A community is always made up of unique and special voices. However, we don’t always see all of our collective selves in popular culture or certain industries. One of the reasons we created our brand Mora Cosmetics was that we just didn’t see that many brown girl-friendly makeup options for us.
As more and more indie beauty brands are popping up on the market, there has been an increase in beauty founders that reflect all consumers within the market.
Why Does This Even Matter?
Having a diverse range of founders representing different cultures, ages, genders, and ethnicities is incredibly beneficial and a step in an improved industry. It helps customers see products and services they can relate to and meet their needs. Brown girls don’t need to worry about products that aren’t pigmented enough to show on their skin. For too long, so many communities of women were relegated to using subpar products or specific shades.
Having beauty founders representing different market areas can help customers find products and services that fit their needs and trust.
We saw the gaps in our beauty routines and created products we wanted for all beauty lovers. In the 90s, we saw our mothers using beautiful coffee and sepia-toned makeup. But what about beauty lovers who want to use pink or vibrant nudes? We wanted to create universally flattering shades that anyone can use.
For Minara, she wanted to create a makeup brand that honored her Muslim heritage by making all of the products halal. I wanted to create products that are sustainable and vegan because that is an important part of my own ethos.
This is the exciting part about indie brands. We get to create new and innovative products and create an environment of collaboration and creativity.
The founders we have met on this journey have been inspirational and encouraging and ensure that the industry stays in tune with today’s customers' needs and wants.

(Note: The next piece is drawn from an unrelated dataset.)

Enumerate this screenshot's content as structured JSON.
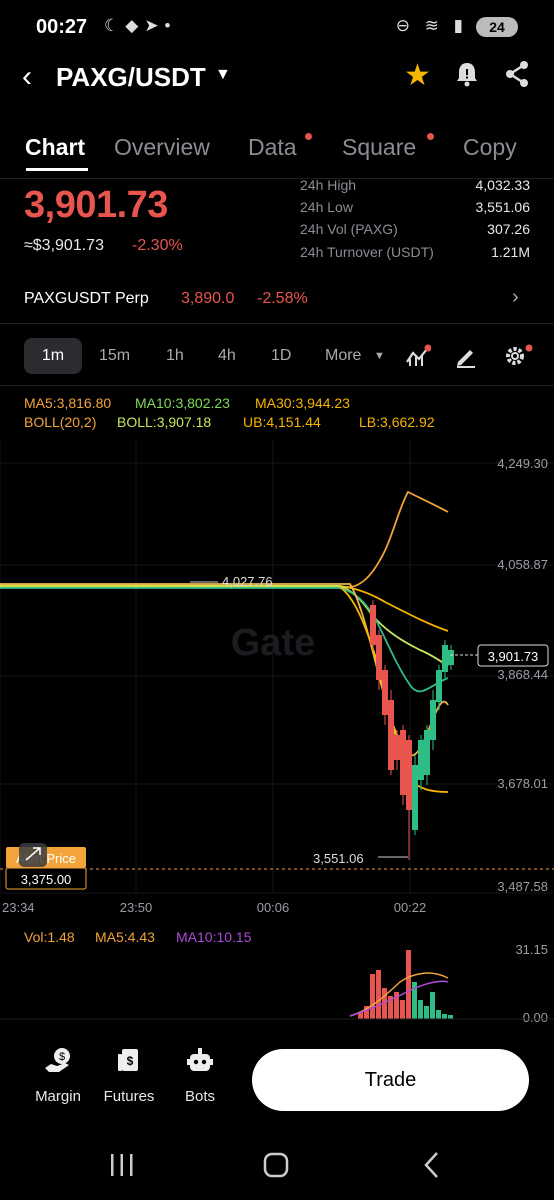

We are so grateful to be able to continue on this journey and create products we can all be excited about.